In the first chapter "Economics", Thoreau writes, "let us first be as simple and well as Nature ourselves". He asks his readers to lead a life that exemplifies nature; a life devoid of luxuries and unnecessary desires. He describes in this chapter, how for him anything derived from nature is better than artificial utilities. He criticizes humans for commercializing the world, and for separating nature away from our lives. He points out that commercialism has lead people to have a materialistic mind, which in turn has lead to the ignorance of nature, for people only care about what they have and what they might have. In another instance, where he mentions his preference to nature over artificiality, he writes "I would rather sit on a pumpkin and have it all to myself, than be crowded on a velvet cushion". This also reflects his views on humanity about how most people would rather lead a luxurious superfluous life than settle for what is Natural. Superfluity to him is an evil that brings out the worst in a human; suppressing their true potentials.

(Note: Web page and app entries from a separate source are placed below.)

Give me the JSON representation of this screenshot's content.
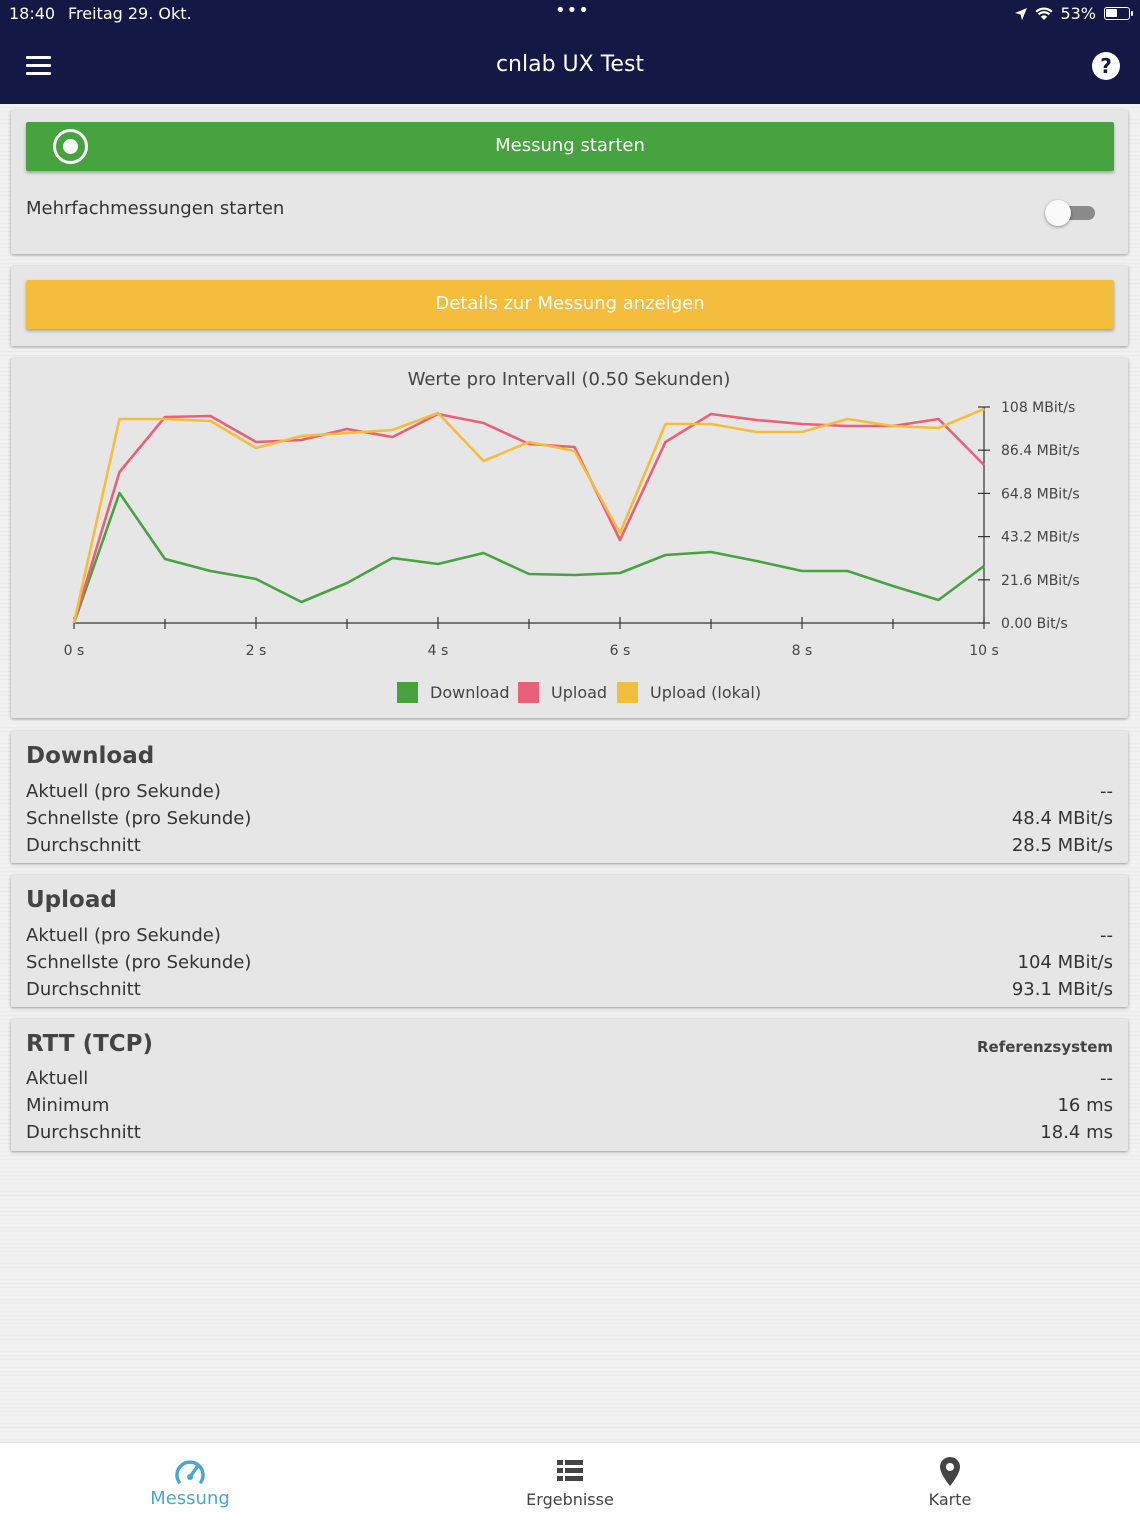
{
  "status_bar": {
    "time": "18:40",
    "date": "Freitag 29. Okt.",
    "dots": "•••",
    "battery_percent": "53%",
    "battery_level": 0.53
  },
  "header": {
    "title": "cnlab UX Test",
    "menu_icon": "hamburger-menu-icon",
    "help_icon": "question-circle-icon"
  },
  "measure_card": {
    "start_label": "Messung starten",
    "multi_label": "Mehrfachmessungen starten",
    "multi_enabled": false
  },
  "details_button": {
    "label": "Details zur Messung anzeigen"
  },
  "chart_data": {
    "type": "line",
    "title": "Werte pro Intervall (0.50 Sekunden)",
    "x": [
      0,
      0.5,
      1,
      1.5,
      2,
      2.5,
      3,
      3.5,
      4,
      4.5,
      5,
      5.5,
      6,
      6.5,
      7,
      7.5,
      8,
      8.5,
      9,
      9.5,
      10
    ],
    "xlim": [
      0,
      10
    ],
    "x_ticks": [
      0,
      2,
      4,
      6,
      8,
      10
    ],
    "x_tick_labels": [
      "0 s",
      "2 s",
      "4 s",
      "6 s",
      "8 s",
      "10 s"
    ],
    "ylim": [
      0,
      108
    ],
    "y_ticks": [
      0,
      21.6,
      43.2,
      64.8,
      86.4,
      108
    ],
    "y_tick_labels": [
      "0.00 Bit/s",
      "21.6 MBit/s",
      "43.2 MBit/s",
      "64.8 MBit/s",
      "86.4 MBit/s",
      "108 MBit/s"
    ],
    "y_axis_side": "right",
    "grid": false,
    "legend_position": "bottom",
    "series": [
      {
        "name": "Download",
        "color": "#47a33f",
        "values": [
          0,
          65,
          32,
          26,
          22,
          10.5,
          20,
          32.5,
          29.5,
          35,
          24.5,
          24,
          25,
          34,
          35.5,
          31,
          26,
          26,
          18.5,
          11.5,
          28.5
        ]
      },
      {
        "name": "Upload",
        "color": "#eb6079",
        "values": [
          0,
          75.5,
          103,
          103.5,
          90.5,
          91.5,
          97,
          93,
          104.5,
          100,
          89.5,
          88,
          41.5,
          90.5,
          104.5,
          101.5,
          99.5,
          98.5,
          98.5,
          102,
          79
        ]
      },
      {
        "name": "Upload (lokal)",
        "color": "#f5bd3c",
        "values": [
          0,
          102,
          102,
          101,
          87.5,
          93.5,
          95,
          96.5,
          105,
          81,
          90.5,
          86,
          45,
          99.5,
          99.5,
          95.5,
          95.5,
          102,
          98.5,
          97.5,
          107
        ]
      }
    ]
  },
  "download": {
    "title": "Download",
    "rows": [
      {
        "label": "Aktuell (pro Sekunde)",
        "value": "--"
      },
      {
        "label": "Schnellste (pro Sekunde)",
        "value": "48.4 MBit/s"
      },
      {
        "label": "Durchschnitt",
        "value": "28.5 MBit/s"
      }
    ]
  },
  "upload": {
    "title": "Upload",
    "rows": [
      {
        "label": "Aktuell (pro Sekunde)",
        "value": "--"
      },
      {
        "label": "Schnellste (pro Sekunde)",
        "value": "104 MBit/s"
      },
      {
        "label": "Durchschnitt",
        "value": "93.1 MBit/s"
      }
    ]
  },
  "rtt": {
    "title": "RTT (TCP)",
    "reference": "Referenzsystem",
    "rows": [
      {
        "label": "Aktuell",
        "value": "--"
      },
      {
        "label": "Minimum",
        "value": "16 ms"
      },
      {
        "label": "Durchschnitt",
        "value": "18.4 ms"
      }
    ]
  },
  "tabs": [
    {
      "label": "Messung",
      "icon": "speedometer-icon",
      "active": true,
      "color": "#4aa8d0"
    },
    {
      "label": "Ergebnisse",
      "icon": "list-icon",
      "active": false
    },
    {
      "label": "Karte",
      "icon": "map-pin-icon",
      "active": false
    }
  ]
}
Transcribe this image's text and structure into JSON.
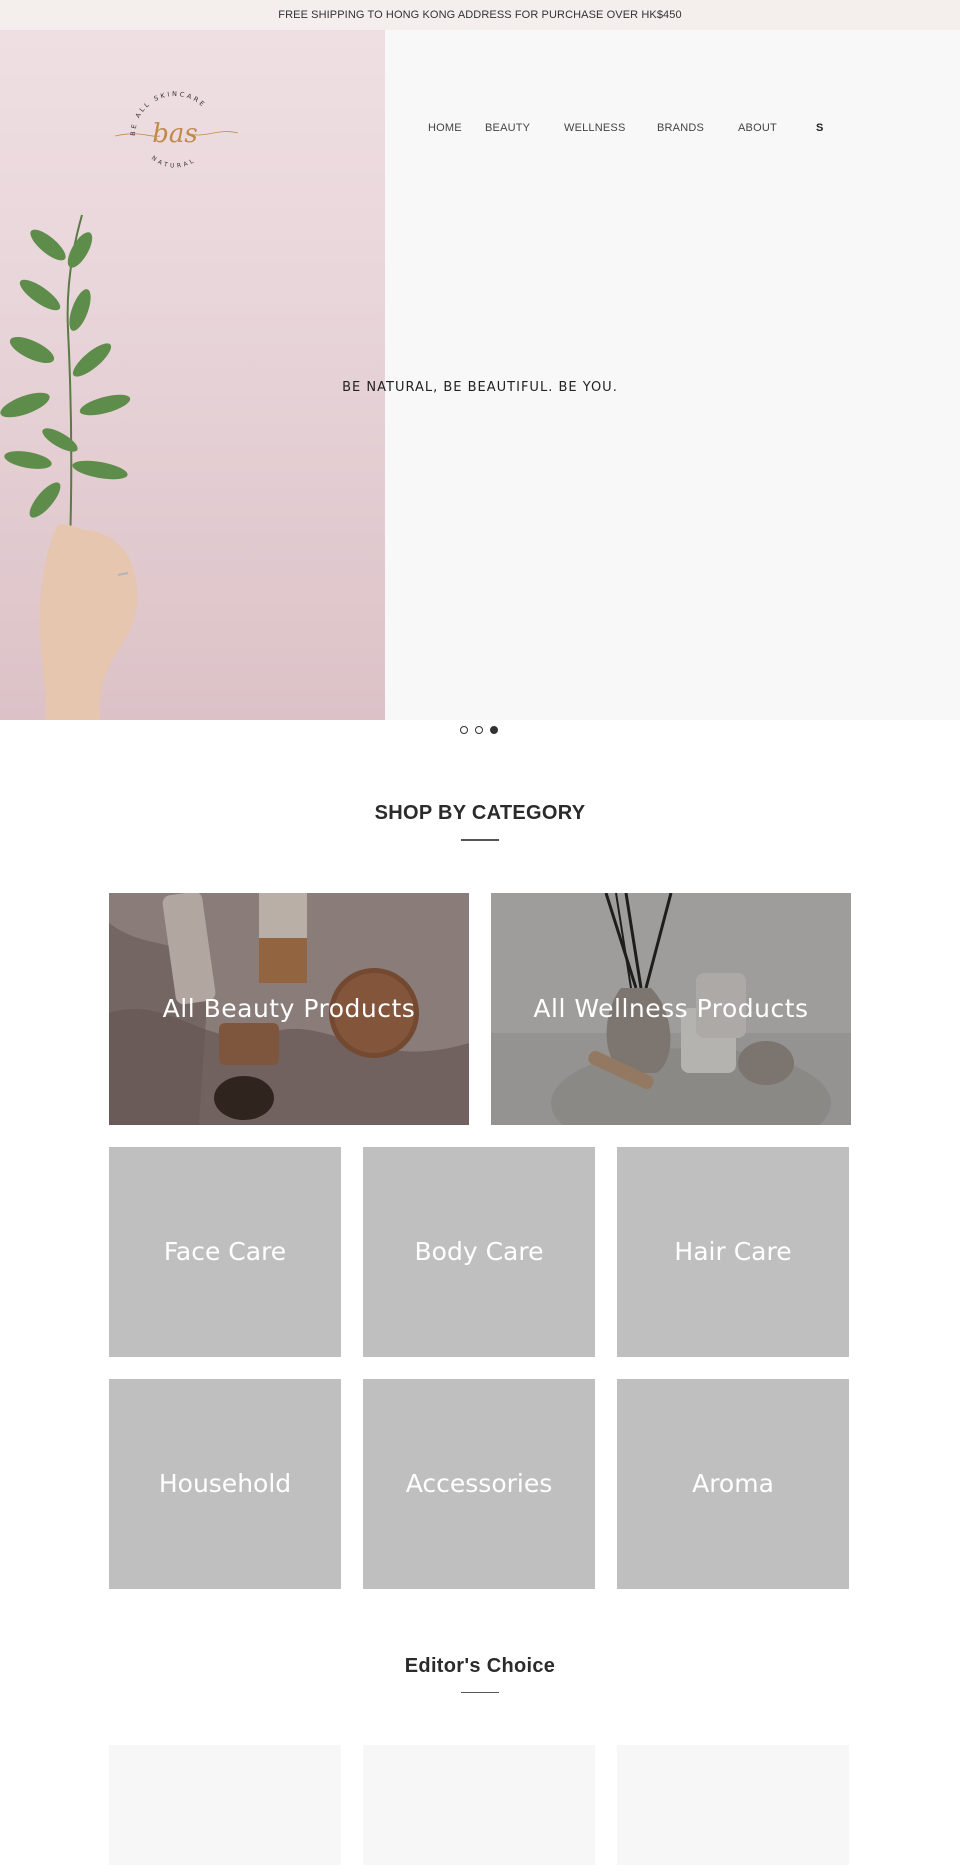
{
  "announcement": "FREE SHIPPING TO HONG KONG ADDRESS FOR PURCHASE OVER HK$450",
  "logo": {
    "top_text": "BE ALL SKINCARE",
    "mark": "bas",
    "bottom_text": "NATURAL"
  },
  "nav": {
    "items": [
      {
        "label": "HOME"
      },
      {
        "label": "BEAUTY"
      },
      {
        "label": "WELLNESS"
      },
      {
        "label": "BRANDS"
      },
      {
        "label": "ABOUT"
      }
    ],
    "cart_label": "S"
  },
  "hero": {
    "tagline": "BE NATURAL, BE BEAUTIFUL. BE YOU.",
    "slides": 3,
    "active_slide": 3
  },
  "shop_by_category": {
    "title": "SHOP BY CATEGORY",
    "featured": [
      {
        "label": "All Beauty Products"
      },
      {
        "label": "All Wellness Products"
      }
    ],
    "categories": [
      {
        "label": "Face Care"
      },
      {
        "label": "Body Care"
      },
      {
        "label": "Hair Care"
      },
      {
        "label": "Household"
      },
      {
        "label": "Accessories"
      },
      {
        "label": "Aroma"
      }
    ]
  },
  "editors_choice": {
    "title": "Editor's Choice",
    "cards": 3
  },
  "colors": {
    "announcement_bg": "#f4efed",
    "hero_bg": "#f8f8f8",
    "hero_pink": "#e8d5d9",
    "tile_gray": "#bfbfbf",
    "logo_gold": "#c08a4a"
  }
}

In the chapter "Sounds" he deprecates what would be considered one of the greatest inventions of the modern world, the train. His referral of the Fitchburg Railroad as a "demigod" reflects his dissatisfaction at how it has penetrated through to his "Natural" neighborhood and threatens its natural harmony, even though he considers it to be a commendable invention. Anything that altered the natural flow of the processes of nature, he despised. For him, anything is natural if it is free from human encroachment and unaffected by the pragmatic activities of humans. He believes that it is natural for humans to feel more at home in the midst of "Nature" rather than in the midst of people.